In this way, Christ is, for Irenaeus, the subject of Scripture throughout. The apostles proclaimed him by reference to the Scriptures. The prophets saw "the Son of God as man conversing with men; they prophesied what was to happen … declaring that the one in the heavens had descended into the 'dust of death'" (Ps. 21.16; Septuagint). Christ was not yet present, but his saving Passion was already the subject of the prophets' words and visions.

Jesus wrote it all

Not only is Jesus Christ the subject of Scripture, from beginning to end, but he is also its ultimate author: Irenaeus takes Jesus' statement that "Moses wrote of me" (John 5.46) to mean, "the writings of Moses are his words," and then extends this to include "the words of the other prophets." So, Irenaeus urges Marcion, "read with earnest care that Gospel which has been given to us by the apostles, and read with earnest care the prophets, and you will find that the whole conduct, and all the doctrine and all the sufferings of our Lord, were predicted through them."

"If anyone reads the Scriptures in this way," Irenaeus argues, "he will find in them the Word concerning Christ and a foreshadowing of the new calling." Using Christ's image of a treasure hidden in a field (Matt. 13:44), where the disciples are sent to reap what others have sown (John 4:35-8), Irenaeus suggests that Christ himself is the treasure, hidden in Scripture, in the types and parables, the words and actions of the patriarchs and prophets, which prefigure what was to happen in and through Christ in his human advent as contained in the Gospel. By their writings, the patriarchs and prophets have prepared the world for the advent of Christ, so that the field is ready for harvest.

Before their consummation in the Christ's advent, these types and prophecies could not be understood. But the cross now sheds light on these writings, revealing what they in fact mean and how they are thus the Word of God. For those who read Scripture without knowing the "explanation" (literally "exegesis") of those things pertaining to Christ, the Scriptures remain only fables. However, those who read Scripture with understanding will be illumined and shine as the stars of heaven.
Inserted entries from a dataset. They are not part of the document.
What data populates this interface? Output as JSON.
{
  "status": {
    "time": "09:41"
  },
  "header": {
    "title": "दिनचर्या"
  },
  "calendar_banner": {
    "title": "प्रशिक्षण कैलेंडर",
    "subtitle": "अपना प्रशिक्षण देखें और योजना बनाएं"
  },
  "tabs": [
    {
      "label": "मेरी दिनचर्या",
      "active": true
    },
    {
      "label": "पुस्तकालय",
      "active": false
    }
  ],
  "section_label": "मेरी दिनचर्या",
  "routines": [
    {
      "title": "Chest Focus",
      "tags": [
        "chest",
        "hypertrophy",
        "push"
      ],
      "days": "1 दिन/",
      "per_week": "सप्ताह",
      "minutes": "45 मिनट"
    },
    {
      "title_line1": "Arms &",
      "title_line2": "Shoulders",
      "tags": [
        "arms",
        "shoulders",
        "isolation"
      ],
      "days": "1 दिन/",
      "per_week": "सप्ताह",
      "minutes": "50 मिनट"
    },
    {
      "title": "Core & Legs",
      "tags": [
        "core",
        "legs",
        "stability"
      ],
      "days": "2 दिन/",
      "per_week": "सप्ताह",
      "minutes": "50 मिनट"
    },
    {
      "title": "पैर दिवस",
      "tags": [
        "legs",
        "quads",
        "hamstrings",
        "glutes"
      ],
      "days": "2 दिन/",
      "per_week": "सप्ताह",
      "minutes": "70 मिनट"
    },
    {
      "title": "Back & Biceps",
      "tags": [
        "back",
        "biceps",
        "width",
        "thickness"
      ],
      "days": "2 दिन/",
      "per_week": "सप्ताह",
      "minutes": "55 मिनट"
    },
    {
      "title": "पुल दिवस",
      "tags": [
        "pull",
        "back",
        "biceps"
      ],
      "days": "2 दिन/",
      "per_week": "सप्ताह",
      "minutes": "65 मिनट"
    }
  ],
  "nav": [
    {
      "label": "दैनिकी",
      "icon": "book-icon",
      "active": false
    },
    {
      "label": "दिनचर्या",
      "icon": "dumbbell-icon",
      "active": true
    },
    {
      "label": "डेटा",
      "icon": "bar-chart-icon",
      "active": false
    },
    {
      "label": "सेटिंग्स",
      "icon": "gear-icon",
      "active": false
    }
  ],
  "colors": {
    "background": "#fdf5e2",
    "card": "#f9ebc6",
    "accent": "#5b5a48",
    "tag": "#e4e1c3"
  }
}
John Behr is associate professor of patristics at St. Vladimir's Orthodox Theological Seminary, Crestwood, New York.